With Mazda Motor Corp.'s strategy of reducing incentives and on turning its attention on retail sales instead of the fleet business, it posted a 6% gain in March sales that falls below the industry's 24% year-to-year gain. Its main competitors did better, with Toyota Motor Corp. getting a 41% gain and Nissan Motor Co. with a 43% increase.
At the New York Auto Show, Mazda CEO Takashi Yamanouchi told Bloomberg that fleet sales were "dramatically reduced" and while overall growth doesn't look that strong, its retail sales increased "substantially."
He also said that for Mazda America, the activity in the emerging markets is "still extremely important." In the first quarter of the year, Mazda sales were up 4% while the industry gained 15%. Last month, Mazda had a 4% gain compared with a 13% increase for the auto industry. For January, Mazda's gain was 2% while the industry got a 6% boost.
To raise demand, Mazda said that it will start selling the subcompact Mazda2 hatchback in July -- months earlier than had been planned. Mazda North American CEO Jim O'Sullivan said that according to Autodata Corp., Toyota and Honda increased their incentives in March while Mazda's US incentive spending fell about 30% from a year earlier.

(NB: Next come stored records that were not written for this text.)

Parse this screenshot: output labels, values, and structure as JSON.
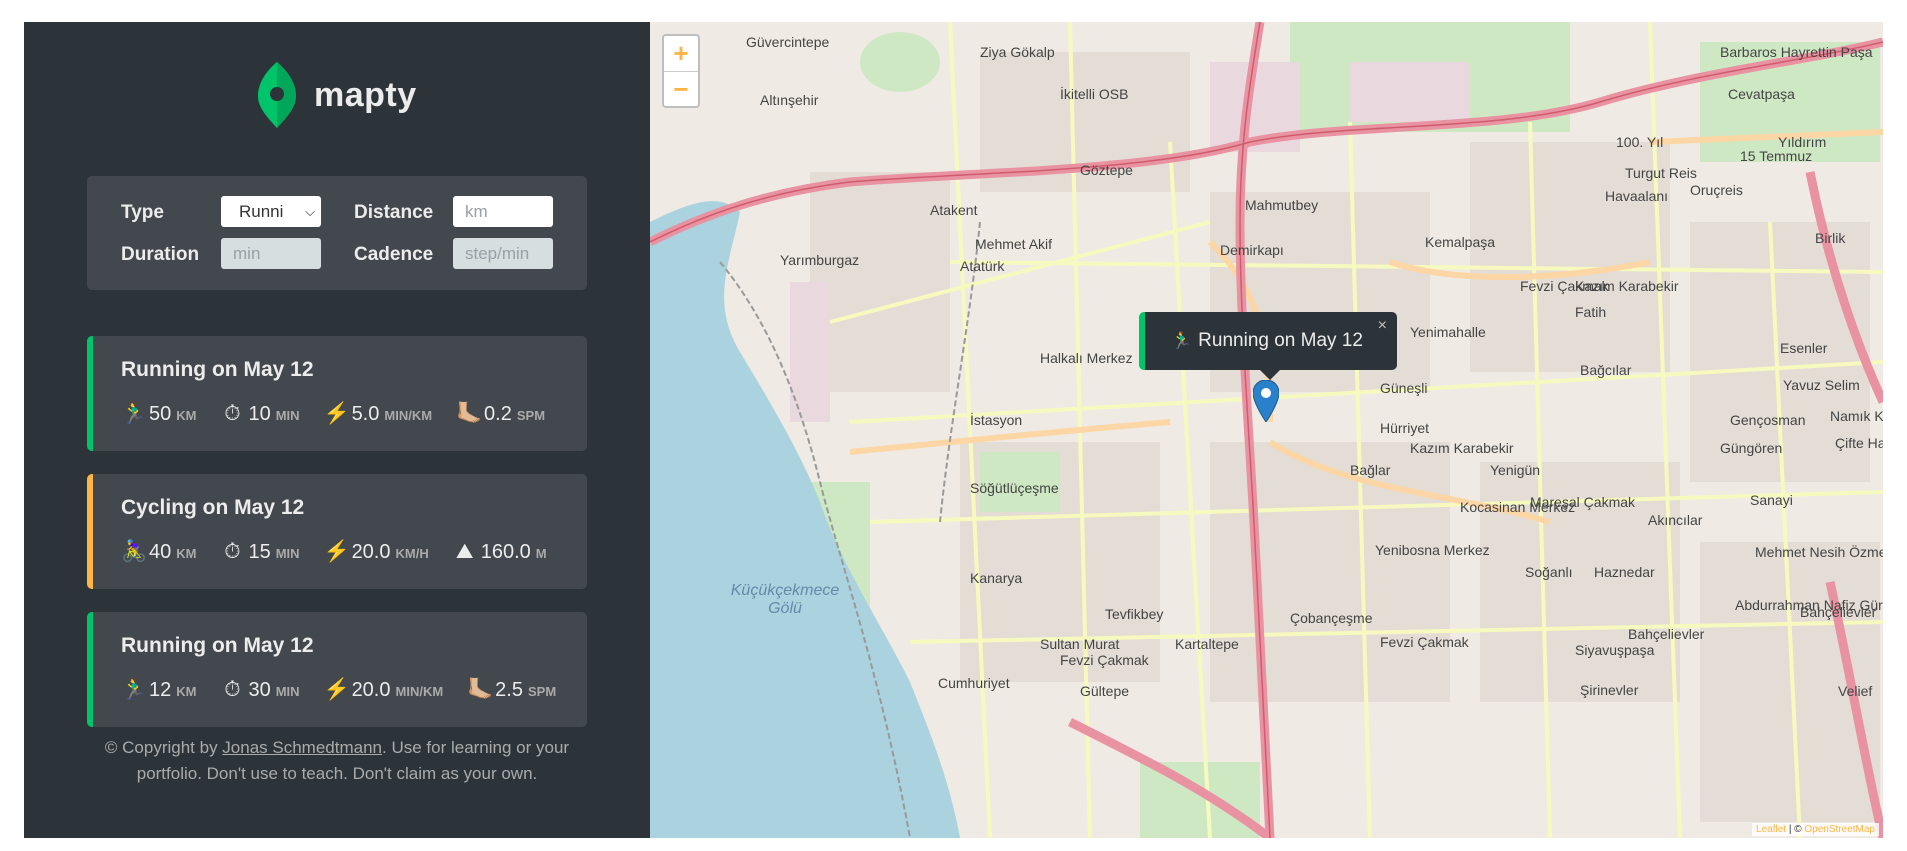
{
  "logo": {
    "text": "mapty"
  },
  "form": {
    "type_label": "Type",
    "type_value": "Runni",
    "distance_label": "Distance",
    "distance_placeholder": "km",
    "duration_label": "Duration",
    "duration_placeholder": "min",
    "cadence_label": "Cadence",
    "cadence_placeholder": "step/min"
  },
  "workouts": [
    {
      "title": "Running on May 12",
      "type": "running",
      "details": [
        {
          "icon": "🏃‍♂️",
          "value": "50",
          "unit": "km"
        },
        {
          "icon": "⏱",
          "value": "10",
          "unit": "min"
        },
        {
          "icon": "⚡️",
          "value": "5.0",
          "unit": "min/km"
        },
        {
          "icon": "🦶🏼",
          "value": "0.2",
          "unit": "spm"
        }
      ]
    },
    {
      "title": "Cycling on May 12",
      "type": "cycling",
      "details": [
        {
          "icon": "🚴‍♀️",
          "value": "40",
          "unit": "km"
        },
        {
          "icon": "⏱",
          "value": "15",
          "unit": "min"
        },
        {
          "icon": "⚡️",
          "value": "20.0",
          "unit": "km/h"
        },
        {
          "icon": "⛰",
          "value": "160.0",
          "unit": "m"
        }
      ]
    },
    {
      "title": "Running on May 12",
      "type": "running",
      "details": [
        {
          "icon": "🏃‍♂️",
          "value": "12",
          "unit": "km"
        },
        {
          "icon": "⏱",
          "value": "30",
          "unit": "min"
        },
        {
          "icon": "⚡️",
          "value": "20.0",
          "unit": "min/km"
        },
        {
          "icon": "🦶🏼",
          "value": "2.5",
          "unit": "spm"
        }
      ]
    }
  ],
  "copyright": {
    "prefix": "© Copyright by ",
    "author": "Jonas Schmedtmann",
    "suffix": ". Use for learning or your portfolio. Don't use to teach. Don't claim as your own."
  },
  "map": {
    "zoom_in": "+",
    "zoom_out": "−",
    "popup_icon": "🏃‍♂️",
    "popup_text": "Running on May 12",
    "popup_close": "×",
    "attribution_leaflet": "Leaflet",
    "attribution_sep": " | © ",
    "attribution_osm": "OpenStreetMap",
    "place_labels": [
      "Güvercintepe",
      "Ziya Gökalp",
      "Barbaros Hayrettin Paşa",
      "Altınşehir",
      "İkitelli OSB",
      "Cevatpaşa",
      "100. Yıl",
      "Yıldırım",
      "Turgut Reis",
      "15 Temmuz",
      "Göztepe",
      "Mahmutbey",
      "Oruçreis",
      "Havaalanı",
      "Atakent",
      "Mehmet Akif",
      "Birlik",
      "Yarımburgaz",
      "Atatürk",
      "Demirkapı",
      "Kemalpaşa",
      "Fevzi Çakmak",
      "Kazım Karabekir",
      "Fatih",
      "Yenimahalle",
      "15 Temmuz",
      "Esenler",
      "Bağcılar",
      "Halkalı Merkez",
      "Güneşli",
      "Hürriyet",
      "Yavuz Selim",
      "İstasyon",
      "Gençosman",
      "Namık Kemal",
      "Kazım Karabekir",
      "Güngören",
      "Çifte Havuzlar",
      "Bağlar",
      "Yenigün",
      "Söğütlüçeşme",
      "Mareşal Çakmak",
      "Sanayi",
      "Akıncılar",
      "Kocasinan Merkez",
      "Yenibosna Merkez",
      "Soğanlı",
      "Haznedar",
      "Mehmet Nesih Özmen",
      "Kanarya",
      "Tevfikbey",
      "Bahçelievler",
      "Abdurrahman Nafiz Gürman",
      "Fevzi Çakmak",
      "Çobançeşme",
      "Sultan Murat",
      "Kartaltepe",
      "Fevzi Çakmak",
      "Siyavuşpaşa",
      "Bahçelievler",
      "Cumhuriyet",
      "Şirinevler",
      "Gültepe",
      "Velief"
    ],
    "water_labels": [
      "Küçükçekmece Gölü"
    ]
  },
  "colors": {
    "running": "#00c46a",
    "cycling": "#ffb545",
    "sidebar_bg": "#2d3439",
    "card_bg": "#42484d",
    "marker": "#2a81cb"
  }
}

Bob Carter, group vice president of Toyota's US sales operations, said that Toyota intends to extend no-interest loan and discount lease offers for at least one more month and it may even include maintenance in the sales price for all US buyers.